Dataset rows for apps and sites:
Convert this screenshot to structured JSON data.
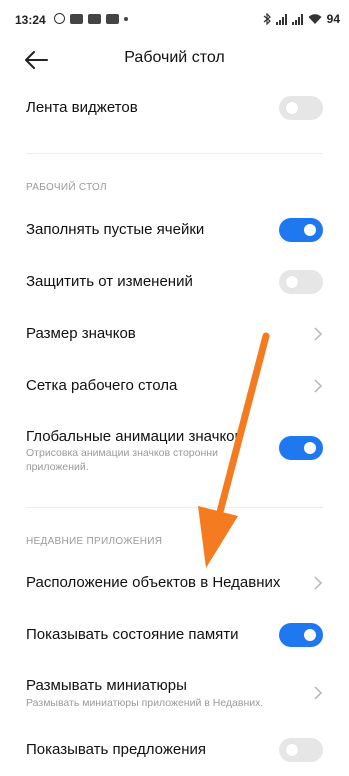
{
  "statusbar": {
    "time": "13:24",
    "battery": "94"
  },
  "header": {
    "title": "Рабочий стол"
  },
  "rows": {
    "widgets": {
      "label": "Лента виджетов",
      "on": false
    },
    "fill_cells": {
      "label": "Заполнять пустые ячейки",
      "on": true
    },
    "protect": {
      "label": "Защитить от изменений",
      "on": false
    },
    "icon_size": {
      "label": "Размер значков"
    },
    "grid": {
      "label": "Сетка рабочего стола"
    },
    "global_anim": {
      "label": "Глобальные анимации значков",
      "sub": "Отрисовка анимации значков сторонни приложений.",
      "on": true
    },
    "recent_layout": {
      "label": "Расположение объектов в Недавних"
    },
    "memory": {
      "label": "Показывать состояние памяти",
      "on": true
    },
    "blur": {
      "label": "Размывать миниатюры",
      "sub": "Размывать миниатюры приложений в Недавних."
    },
    "suggestions": {
      "label": "Показывать предложения",
      "on": false
    }
  },
  "sections": {
    "desktop": "РАБОЧИЙ СТОЛ",
    "recent": "НЕДАВНИЕ ПРИЛОЖЕНИЯ"
  },
  "colors": {
    "toggle_on": "#1f78f0",
    "toggle_off": "#e6e6e6",
    "annotation_arrow": "#f47b20"
  }
}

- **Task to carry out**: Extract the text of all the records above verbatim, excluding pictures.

- **Result for this task**:
Convert this screenshot to structured JSON data.
{
  "statusbar": {
    "time": "13:24",
    "battery": "94"
  },
  "header": {
    "title": "Рабочий стол"
  },
  "rows": {
    "widgets": {
      "label": "Лента виджетов",
      "on": false
    },
    "fill_cells": {
      "label": "Заполнять пустые ячейки",
      "on": true
    },
    "protect": {
      "label": "Защитить от изменений",
      "on": false
    },
    "icon_size": {
      "label": "Размер значков"
    },
    "grid": {
      "label": "Сетка рабочего стола"
    },
    "global_anim": {
      "label": "Глобальные анимации значков",
      "sub": "Отрисовка анимации значков сторонни приложений.",
      "on": true
    },
    "recent_layout": {
      "label": "Расположение объектов в Недавних"
    },
    "memory": {
      "label": "Показывать состояние памяти",
      "on": true
    },
    "blur": {
      "label": "Размывать миниатюры",
      "sub": "Размывать миниатюры приложений в Недавних."
    },
    "suggestions": {
      "label": "Показывать предложения",
      "on": false
    }
  },
  "sections": {
    "desktop": "РАБОЧИЙ СТОЛ",
    "recent": "НЕДАВНИЕ ПРИЛОЖЕНИЯ"
  },
  "colors": {
    "toggle_on": "#1f78f0",
    "toggle_off": "#e6e6e6",
    "annotation_arrow": "#f47b20"
  }
}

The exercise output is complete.